- [Your task]
Could you copy each line of the listing below that has the word "Settings"?

• • • • • • •

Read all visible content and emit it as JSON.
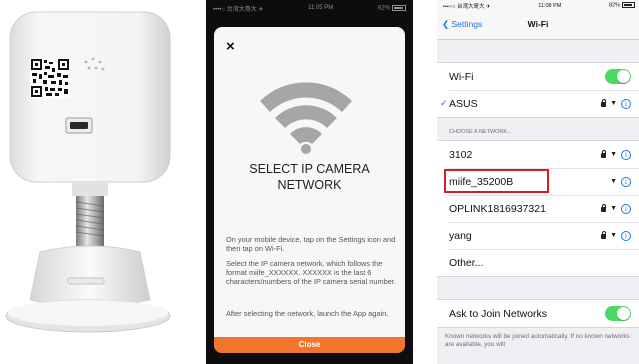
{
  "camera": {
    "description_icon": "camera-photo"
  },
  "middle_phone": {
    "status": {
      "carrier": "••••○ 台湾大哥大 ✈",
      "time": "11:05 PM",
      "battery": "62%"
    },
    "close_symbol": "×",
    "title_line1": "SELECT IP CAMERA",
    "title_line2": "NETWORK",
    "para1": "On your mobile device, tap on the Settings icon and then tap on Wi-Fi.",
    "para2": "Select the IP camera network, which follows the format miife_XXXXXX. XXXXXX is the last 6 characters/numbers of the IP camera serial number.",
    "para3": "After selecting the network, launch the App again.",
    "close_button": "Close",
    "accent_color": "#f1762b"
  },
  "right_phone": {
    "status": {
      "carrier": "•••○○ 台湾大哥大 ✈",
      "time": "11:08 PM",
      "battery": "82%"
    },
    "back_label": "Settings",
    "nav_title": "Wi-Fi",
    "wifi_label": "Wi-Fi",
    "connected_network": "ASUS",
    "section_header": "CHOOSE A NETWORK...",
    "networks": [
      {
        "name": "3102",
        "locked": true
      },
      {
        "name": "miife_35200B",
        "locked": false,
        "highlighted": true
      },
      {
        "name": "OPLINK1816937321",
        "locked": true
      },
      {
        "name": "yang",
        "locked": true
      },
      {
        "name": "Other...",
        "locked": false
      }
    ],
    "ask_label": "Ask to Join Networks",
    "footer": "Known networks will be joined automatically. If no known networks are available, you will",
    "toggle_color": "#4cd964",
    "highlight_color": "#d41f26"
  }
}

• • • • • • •

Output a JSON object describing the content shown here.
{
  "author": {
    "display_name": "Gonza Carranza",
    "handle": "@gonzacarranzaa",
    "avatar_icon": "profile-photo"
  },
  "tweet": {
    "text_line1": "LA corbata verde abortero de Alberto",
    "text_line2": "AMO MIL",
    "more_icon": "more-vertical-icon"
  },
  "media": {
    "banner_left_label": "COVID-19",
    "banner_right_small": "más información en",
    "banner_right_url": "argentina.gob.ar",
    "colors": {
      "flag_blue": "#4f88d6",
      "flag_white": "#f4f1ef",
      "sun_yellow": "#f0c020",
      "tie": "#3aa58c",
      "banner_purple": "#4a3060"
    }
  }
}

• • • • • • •

- [Solution for this task]
    "para1": "On your mobile device, tap on the Settings icon and then tap on Wi-Fi.",
    "back_label": "Settings",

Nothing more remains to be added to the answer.